The domestic horse, Equus caballus, is a member of the mammalian order Perrisodactyla. The horse genome is being sequenced for two reasons. It is expected to help identify functional genome features common to all mammals, and it will serve as a tool for researchers to better understand the diseases that affect equines. The recent creation of modern breeds and the presence of specific diseases within certain breeds together suggest that trait mapping may be relatively easy within horse breeds.
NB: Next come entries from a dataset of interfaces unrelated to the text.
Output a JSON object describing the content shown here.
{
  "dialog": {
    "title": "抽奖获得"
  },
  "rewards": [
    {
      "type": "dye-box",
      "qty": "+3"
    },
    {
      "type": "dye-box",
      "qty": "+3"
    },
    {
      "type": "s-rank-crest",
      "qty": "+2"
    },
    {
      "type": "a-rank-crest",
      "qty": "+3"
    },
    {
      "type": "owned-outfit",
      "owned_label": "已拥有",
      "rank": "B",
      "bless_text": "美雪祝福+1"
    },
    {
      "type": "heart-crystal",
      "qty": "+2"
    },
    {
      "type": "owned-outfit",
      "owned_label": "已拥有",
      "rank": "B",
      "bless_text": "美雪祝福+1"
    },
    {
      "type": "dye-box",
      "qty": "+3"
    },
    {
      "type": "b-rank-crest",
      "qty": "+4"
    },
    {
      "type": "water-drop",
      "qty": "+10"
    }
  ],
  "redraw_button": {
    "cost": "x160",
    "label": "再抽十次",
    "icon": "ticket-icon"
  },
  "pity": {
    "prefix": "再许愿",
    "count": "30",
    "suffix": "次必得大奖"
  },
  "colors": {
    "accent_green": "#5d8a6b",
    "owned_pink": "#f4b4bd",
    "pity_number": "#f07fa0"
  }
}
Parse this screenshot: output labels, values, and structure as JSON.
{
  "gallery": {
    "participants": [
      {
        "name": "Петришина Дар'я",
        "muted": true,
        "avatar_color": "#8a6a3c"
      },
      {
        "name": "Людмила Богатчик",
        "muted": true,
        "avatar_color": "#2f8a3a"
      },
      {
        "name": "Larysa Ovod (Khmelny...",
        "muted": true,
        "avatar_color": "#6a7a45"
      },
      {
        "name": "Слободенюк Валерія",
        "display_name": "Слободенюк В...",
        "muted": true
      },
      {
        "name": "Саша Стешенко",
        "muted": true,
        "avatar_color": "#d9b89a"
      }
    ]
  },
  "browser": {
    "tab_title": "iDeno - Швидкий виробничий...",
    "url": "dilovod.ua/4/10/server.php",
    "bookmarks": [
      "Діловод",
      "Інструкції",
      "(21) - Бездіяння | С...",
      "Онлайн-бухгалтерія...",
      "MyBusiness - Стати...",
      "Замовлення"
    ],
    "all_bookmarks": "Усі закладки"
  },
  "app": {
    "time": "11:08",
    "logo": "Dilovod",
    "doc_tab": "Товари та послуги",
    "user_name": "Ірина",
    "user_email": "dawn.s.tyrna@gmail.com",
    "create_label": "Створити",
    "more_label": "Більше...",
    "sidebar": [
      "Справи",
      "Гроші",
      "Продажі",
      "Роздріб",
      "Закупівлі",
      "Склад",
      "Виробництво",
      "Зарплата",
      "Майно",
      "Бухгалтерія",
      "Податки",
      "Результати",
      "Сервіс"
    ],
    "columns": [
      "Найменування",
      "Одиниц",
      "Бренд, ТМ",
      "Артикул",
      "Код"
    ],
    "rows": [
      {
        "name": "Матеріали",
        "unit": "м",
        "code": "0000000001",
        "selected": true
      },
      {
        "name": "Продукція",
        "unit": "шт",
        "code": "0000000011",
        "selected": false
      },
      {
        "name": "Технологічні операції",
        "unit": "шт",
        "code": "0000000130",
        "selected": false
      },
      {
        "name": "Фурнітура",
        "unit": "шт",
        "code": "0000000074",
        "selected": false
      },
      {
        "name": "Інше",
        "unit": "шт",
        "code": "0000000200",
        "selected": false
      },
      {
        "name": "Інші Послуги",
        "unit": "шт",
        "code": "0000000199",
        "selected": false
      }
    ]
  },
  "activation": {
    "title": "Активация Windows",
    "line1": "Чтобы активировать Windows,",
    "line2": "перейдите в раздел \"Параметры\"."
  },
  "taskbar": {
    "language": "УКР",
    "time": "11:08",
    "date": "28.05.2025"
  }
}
Since horses and humans share a number of medical conditions (such as allergies and arthritis), mapping disease genes using horse populations may in turn benefit human health.
The equine genome sequencing project, performed mostly at the Broad Institute, has produced a high-quality draft sequence of a female thoroughbred horse. BAC end reads for the project were generated by the University of Veterinary Medicine, in Hanover, and the Helmholtz Centre for Infection Research in Braunschweig, Germany. In addition, the project generated a large collection of single-nucleotide polymorphisms (SNPs), to allow the mapping of genetic traits in horse populations. SNPs will be identified from a variety of modern and ancestral breeds, including the Akal-teke, Andalusian, Arabian, Icelandic, Quarterhorse, Standardbred, and Thoroughbred.